_Task goal_
Count every line of the data that includes "note". State only the number.

++++++++++

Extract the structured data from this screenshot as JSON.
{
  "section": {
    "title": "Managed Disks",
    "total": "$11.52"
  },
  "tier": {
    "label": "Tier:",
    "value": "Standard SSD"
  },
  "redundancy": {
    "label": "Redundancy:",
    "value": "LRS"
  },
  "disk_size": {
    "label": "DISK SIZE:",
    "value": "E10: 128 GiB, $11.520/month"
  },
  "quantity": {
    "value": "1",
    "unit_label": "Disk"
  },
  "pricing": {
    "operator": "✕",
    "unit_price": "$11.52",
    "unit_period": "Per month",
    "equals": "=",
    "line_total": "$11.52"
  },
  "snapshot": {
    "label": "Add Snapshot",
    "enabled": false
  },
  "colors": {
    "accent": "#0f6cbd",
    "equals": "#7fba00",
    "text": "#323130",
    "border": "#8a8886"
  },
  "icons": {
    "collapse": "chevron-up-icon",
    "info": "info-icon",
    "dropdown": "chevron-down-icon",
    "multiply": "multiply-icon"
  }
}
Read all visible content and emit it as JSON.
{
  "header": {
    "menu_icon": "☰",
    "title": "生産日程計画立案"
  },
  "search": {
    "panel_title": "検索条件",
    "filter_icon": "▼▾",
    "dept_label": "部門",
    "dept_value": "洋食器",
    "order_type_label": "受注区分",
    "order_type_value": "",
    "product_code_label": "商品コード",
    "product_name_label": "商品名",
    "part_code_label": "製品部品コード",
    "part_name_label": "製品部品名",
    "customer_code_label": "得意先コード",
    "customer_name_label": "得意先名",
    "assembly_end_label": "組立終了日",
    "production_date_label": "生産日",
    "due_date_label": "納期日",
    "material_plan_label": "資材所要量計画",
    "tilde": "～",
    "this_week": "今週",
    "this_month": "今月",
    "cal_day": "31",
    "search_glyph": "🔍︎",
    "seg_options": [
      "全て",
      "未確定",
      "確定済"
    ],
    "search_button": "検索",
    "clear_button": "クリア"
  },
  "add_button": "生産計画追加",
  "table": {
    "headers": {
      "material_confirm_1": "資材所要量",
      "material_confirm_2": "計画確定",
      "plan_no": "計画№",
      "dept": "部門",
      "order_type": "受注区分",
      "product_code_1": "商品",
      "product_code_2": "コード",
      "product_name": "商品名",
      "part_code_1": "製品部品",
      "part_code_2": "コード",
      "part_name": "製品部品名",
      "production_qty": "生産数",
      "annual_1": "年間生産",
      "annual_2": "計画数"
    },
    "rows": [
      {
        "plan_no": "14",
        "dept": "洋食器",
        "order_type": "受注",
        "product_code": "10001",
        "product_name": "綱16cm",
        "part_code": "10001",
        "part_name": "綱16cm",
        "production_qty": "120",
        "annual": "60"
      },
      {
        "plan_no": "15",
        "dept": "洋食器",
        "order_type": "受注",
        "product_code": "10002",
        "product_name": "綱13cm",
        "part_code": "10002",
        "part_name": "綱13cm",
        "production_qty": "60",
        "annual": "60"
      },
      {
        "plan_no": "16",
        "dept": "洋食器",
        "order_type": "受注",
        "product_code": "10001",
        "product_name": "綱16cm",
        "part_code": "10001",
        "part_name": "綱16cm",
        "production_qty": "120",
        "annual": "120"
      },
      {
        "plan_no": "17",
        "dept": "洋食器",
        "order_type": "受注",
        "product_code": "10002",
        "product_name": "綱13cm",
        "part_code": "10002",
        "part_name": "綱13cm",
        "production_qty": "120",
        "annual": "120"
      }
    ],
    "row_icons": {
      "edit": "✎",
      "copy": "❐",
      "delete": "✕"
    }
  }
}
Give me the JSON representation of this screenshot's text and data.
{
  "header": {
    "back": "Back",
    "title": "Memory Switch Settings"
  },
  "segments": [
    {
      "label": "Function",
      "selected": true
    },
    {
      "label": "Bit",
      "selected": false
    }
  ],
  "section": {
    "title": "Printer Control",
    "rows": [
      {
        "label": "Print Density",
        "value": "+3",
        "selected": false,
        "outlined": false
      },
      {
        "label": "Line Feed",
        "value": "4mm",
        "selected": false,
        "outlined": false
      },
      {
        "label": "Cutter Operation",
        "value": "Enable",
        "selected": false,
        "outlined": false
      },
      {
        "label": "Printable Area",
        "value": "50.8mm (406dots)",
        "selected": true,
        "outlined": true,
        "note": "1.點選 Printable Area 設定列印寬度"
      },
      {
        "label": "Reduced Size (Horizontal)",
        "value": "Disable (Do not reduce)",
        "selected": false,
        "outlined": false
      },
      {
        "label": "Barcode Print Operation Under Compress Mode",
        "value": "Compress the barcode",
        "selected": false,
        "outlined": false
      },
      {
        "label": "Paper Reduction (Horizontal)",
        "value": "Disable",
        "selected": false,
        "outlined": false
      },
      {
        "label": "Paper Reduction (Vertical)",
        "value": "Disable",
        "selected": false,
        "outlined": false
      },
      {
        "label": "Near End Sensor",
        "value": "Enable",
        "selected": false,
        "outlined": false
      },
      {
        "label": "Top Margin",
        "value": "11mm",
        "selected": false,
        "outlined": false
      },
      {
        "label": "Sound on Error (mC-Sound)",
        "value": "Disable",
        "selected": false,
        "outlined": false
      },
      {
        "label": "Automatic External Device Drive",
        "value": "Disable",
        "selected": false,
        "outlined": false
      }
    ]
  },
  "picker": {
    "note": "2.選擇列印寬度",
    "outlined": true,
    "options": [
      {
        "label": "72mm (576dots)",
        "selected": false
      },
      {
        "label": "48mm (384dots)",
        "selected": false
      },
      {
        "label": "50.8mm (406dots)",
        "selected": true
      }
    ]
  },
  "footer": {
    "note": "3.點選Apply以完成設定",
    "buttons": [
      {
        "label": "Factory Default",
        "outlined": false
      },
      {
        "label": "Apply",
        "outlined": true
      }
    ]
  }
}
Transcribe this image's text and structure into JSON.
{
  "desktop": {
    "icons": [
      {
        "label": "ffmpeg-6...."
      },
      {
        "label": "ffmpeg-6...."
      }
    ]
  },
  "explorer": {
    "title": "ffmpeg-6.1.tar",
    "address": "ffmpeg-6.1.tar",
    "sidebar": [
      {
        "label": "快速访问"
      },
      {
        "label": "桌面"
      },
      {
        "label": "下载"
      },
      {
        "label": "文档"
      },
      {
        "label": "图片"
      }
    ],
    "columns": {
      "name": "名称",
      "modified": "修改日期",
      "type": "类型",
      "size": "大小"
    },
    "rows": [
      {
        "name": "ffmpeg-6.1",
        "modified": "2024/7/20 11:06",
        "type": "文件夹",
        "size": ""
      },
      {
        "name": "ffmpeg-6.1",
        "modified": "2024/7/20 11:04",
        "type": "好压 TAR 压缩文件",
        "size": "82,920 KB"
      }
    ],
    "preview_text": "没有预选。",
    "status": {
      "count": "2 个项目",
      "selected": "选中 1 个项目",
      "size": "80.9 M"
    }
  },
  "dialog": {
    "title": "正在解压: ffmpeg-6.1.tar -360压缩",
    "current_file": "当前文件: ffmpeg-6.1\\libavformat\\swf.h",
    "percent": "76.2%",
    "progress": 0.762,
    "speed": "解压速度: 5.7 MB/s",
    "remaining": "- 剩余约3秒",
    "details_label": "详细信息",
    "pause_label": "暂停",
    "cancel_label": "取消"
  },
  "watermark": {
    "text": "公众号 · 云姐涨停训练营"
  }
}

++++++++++

_Written solution_
3